Instructions to follow →
Within the material below, find each line bearing the word "subtitle" and present it.

BEGIN

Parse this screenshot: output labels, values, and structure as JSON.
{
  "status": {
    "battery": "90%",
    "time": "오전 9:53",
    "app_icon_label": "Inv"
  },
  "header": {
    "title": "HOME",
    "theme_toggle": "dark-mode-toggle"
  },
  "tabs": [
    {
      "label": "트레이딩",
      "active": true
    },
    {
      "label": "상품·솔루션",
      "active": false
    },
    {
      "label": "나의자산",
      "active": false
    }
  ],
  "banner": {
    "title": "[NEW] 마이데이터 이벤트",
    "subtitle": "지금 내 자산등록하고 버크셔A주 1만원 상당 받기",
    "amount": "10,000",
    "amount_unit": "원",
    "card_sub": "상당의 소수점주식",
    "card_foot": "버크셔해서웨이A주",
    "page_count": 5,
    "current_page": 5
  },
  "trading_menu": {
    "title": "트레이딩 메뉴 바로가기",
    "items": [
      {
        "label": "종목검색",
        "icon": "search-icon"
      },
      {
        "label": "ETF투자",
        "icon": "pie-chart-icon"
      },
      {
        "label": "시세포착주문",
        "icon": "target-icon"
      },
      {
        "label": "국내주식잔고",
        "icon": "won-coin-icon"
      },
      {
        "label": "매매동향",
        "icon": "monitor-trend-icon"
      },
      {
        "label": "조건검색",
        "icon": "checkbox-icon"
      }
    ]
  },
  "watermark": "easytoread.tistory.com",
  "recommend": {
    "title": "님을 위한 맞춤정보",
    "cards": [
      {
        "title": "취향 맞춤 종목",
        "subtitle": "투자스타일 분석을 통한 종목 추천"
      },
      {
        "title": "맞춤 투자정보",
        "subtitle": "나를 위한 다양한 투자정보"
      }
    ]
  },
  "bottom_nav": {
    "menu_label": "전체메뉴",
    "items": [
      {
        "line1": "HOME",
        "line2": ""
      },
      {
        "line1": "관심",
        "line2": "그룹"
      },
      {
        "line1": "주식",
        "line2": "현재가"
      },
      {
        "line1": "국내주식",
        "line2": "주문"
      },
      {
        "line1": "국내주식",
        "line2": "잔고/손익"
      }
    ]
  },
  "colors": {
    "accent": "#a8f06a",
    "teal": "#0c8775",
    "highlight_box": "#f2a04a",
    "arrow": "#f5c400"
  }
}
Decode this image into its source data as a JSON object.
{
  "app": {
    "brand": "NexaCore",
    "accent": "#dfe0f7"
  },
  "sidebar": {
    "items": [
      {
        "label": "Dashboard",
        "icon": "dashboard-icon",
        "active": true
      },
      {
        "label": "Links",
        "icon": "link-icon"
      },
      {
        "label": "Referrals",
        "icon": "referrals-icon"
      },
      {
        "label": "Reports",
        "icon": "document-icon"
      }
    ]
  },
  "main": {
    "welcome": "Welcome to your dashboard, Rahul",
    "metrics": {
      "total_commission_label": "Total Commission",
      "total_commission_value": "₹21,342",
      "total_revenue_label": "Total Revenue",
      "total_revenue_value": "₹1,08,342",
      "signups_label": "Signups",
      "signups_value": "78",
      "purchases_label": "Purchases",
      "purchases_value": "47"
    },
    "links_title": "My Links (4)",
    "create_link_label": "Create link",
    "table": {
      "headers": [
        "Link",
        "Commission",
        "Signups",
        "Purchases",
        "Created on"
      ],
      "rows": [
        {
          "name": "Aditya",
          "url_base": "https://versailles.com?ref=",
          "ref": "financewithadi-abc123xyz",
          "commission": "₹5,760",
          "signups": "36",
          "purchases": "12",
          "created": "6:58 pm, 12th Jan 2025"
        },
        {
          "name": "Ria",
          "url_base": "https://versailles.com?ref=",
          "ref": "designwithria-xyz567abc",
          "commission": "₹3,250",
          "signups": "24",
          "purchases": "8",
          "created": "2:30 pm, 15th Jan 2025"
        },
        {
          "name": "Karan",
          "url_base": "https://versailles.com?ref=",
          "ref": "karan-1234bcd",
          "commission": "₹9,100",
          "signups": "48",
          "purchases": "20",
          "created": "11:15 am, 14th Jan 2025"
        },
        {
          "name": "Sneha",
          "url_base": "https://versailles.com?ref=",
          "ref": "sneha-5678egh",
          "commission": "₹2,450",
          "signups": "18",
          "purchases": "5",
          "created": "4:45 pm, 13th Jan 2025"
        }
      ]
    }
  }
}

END

The answer →
    "subtitle": "지금 내 자산등록하고 버크셔A주 1만원 상당 받기",
        "subtitle": "투자스타일 분석을 통한 종목 추천"
        "subtitle": "나를 위한 다양한 투자정보"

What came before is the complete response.